I'm convinced other vendors will follow, especially some CAD and 3D software vendors. Maxon already released a version for Linux (http://www.maxon.net/index_e.html)

OK, to cut the story short: I think there will be a massive shift in the consumer decisions in the future, and many companies will switch as well, because in times of tight budgets they will implement the better OS

Comment from: Richard Corfield [Visitor]

01/04/06 @ 12:59
You'll probably find, as I did, that they get used to how Linux works. Windows for them will never have the advantage of familiarity. In fact, it will be the opposite way round. Linux will be familliar, nice, "user friendly" and Windows will be strange, different and "user unfriendly".

Comment from: Kirk Strauser [Member] · http://www.strausergroup.com/

01/04/06 @ 14:02
Thanks for the response, everyone.

I think and hope that you're right. When Linux is "good enough" for 95% percent of people, it becomes increasingly difficult to justify spending money on a Microsoft desktop. I personally think we're already to that point.

Windows is only user friendly if you define it as "operates just like Windows", which seems to be the standard definition these days.

Comment from: Gabriel [Visitor]

01/04/06 @ 15:01
Something similar happened with my mother, who's 63. She wanted to use the computer... just that. She doesn't know the difference between Linux and any other OS, so I've installed Ubuntu on her box, and that was the end of all troubles, no more virus, no more hangings, no more reinstalls...
And she is happier than ever with that machine, as she told me, now thing are 'in order', meaning that programs are easy to find, and 'easier to understand', since we're spanish spoken and l10n in linux is a really great thing that maybe english spoken people are missing.
Another story about localization... Since 2003, when I erased the last windows install on my laptop, I've only used windows at work, and just a particular program.

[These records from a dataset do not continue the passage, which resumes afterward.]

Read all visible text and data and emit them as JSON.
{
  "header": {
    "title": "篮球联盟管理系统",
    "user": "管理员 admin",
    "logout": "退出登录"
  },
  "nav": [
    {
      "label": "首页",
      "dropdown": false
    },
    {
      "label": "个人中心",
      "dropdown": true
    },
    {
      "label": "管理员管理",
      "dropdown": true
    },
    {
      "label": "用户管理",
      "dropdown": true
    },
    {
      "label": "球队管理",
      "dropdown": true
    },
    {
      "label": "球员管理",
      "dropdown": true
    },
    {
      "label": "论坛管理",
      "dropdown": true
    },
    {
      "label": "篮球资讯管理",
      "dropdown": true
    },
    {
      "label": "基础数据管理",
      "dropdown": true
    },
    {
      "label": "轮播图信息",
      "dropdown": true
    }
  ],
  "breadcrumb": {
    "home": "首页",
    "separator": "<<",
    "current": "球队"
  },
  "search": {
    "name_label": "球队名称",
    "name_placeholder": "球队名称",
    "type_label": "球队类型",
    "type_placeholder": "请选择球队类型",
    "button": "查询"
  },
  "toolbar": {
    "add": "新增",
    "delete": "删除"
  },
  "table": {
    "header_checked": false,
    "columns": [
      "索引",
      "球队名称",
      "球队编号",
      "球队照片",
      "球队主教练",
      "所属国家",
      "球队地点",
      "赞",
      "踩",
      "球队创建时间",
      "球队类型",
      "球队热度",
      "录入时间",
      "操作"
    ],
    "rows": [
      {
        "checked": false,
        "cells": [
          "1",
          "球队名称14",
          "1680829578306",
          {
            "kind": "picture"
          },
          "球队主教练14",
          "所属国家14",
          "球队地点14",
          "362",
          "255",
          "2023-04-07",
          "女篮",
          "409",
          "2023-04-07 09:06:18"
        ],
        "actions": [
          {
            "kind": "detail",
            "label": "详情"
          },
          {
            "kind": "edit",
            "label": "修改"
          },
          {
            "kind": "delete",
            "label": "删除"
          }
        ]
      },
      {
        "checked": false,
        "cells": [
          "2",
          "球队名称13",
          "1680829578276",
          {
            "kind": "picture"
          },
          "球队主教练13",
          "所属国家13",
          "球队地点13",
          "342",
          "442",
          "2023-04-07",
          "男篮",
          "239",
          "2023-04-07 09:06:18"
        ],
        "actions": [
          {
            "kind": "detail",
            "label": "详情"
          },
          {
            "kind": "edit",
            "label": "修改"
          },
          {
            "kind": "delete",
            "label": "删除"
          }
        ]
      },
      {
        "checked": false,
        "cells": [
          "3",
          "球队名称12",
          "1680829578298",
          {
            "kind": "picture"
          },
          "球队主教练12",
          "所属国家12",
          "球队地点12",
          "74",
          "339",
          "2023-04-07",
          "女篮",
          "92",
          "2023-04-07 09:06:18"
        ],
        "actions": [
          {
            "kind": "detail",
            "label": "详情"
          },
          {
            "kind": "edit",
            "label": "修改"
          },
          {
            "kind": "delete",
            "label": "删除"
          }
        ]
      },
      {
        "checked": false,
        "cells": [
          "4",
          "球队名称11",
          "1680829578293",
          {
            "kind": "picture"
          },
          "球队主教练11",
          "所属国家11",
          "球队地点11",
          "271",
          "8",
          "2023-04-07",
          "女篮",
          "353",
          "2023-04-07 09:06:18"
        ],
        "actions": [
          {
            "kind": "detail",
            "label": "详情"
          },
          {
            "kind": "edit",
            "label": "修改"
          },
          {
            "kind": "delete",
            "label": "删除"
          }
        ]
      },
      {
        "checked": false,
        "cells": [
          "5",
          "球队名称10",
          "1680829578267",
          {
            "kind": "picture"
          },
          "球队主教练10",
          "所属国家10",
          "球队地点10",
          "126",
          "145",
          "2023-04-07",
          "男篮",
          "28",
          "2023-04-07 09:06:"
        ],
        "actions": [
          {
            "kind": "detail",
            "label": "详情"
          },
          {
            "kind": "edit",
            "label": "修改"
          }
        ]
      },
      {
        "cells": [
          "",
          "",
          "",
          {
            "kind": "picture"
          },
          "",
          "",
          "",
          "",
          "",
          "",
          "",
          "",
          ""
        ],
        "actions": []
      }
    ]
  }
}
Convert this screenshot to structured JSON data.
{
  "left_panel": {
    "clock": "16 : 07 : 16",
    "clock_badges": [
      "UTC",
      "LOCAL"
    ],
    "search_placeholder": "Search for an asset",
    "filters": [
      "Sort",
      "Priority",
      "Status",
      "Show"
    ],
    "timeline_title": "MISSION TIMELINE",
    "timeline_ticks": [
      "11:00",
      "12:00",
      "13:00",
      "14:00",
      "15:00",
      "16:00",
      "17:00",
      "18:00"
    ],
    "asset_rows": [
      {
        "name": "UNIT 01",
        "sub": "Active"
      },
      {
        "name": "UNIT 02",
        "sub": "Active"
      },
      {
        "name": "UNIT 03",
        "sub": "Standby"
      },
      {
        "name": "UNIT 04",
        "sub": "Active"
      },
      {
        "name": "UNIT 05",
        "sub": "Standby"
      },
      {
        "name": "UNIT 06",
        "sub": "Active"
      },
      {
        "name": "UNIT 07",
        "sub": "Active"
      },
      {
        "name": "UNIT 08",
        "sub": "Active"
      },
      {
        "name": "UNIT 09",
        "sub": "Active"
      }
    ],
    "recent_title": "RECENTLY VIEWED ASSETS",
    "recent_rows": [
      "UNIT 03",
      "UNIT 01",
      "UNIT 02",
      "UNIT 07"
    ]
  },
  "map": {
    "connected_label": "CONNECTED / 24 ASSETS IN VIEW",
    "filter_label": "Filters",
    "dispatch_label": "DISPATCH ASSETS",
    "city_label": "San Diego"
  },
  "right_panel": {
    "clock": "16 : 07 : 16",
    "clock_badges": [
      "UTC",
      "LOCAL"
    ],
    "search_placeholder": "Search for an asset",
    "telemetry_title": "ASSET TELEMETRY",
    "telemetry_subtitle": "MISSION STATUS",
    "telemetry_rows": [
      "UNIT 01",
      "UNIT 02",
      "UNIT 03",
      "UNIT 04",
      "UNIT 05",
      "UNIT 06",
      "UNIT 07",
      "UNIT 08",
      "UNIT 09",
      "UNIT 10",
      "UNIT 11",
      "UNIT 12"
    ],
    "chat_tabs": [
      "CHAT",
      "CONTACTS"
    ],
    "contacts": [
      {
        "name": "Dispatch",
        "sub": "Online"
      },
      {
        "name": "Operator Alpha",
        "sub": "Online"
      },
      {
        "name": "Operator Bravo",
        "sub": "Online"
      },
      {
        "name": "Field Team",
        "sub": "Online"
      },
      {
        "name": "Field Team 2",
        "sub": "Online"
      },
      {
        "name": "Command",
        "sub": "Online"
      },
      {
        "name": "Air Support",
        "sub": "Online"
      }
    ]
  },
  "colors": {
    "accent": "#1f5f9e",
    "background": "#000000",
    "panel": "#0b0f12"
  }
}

A couple of weeks ago, I was giving a hand to a friend with some DB stuff.. in MS SQL. It was really funny to see that her WinXP laptop was a kind of babel tower... The base system was in english (as many laptops), the mssql server was in spanish, some other programs in portuguese... and office refusing to work because of language problems... jajaja.. that was really 'userfriendly' ;)

Author information

Kirk Strauser's picture

Biography

Kirk Strauser has a BSc in Computer Science from Missouri State University. He works as a network application developer for The Day Companies, and runs a small consulting firm that specializes in network monitoring and email filtering for a wide array of clients. He has released several programs under free software licenses, and is active on several free software support mailing lists and community websites.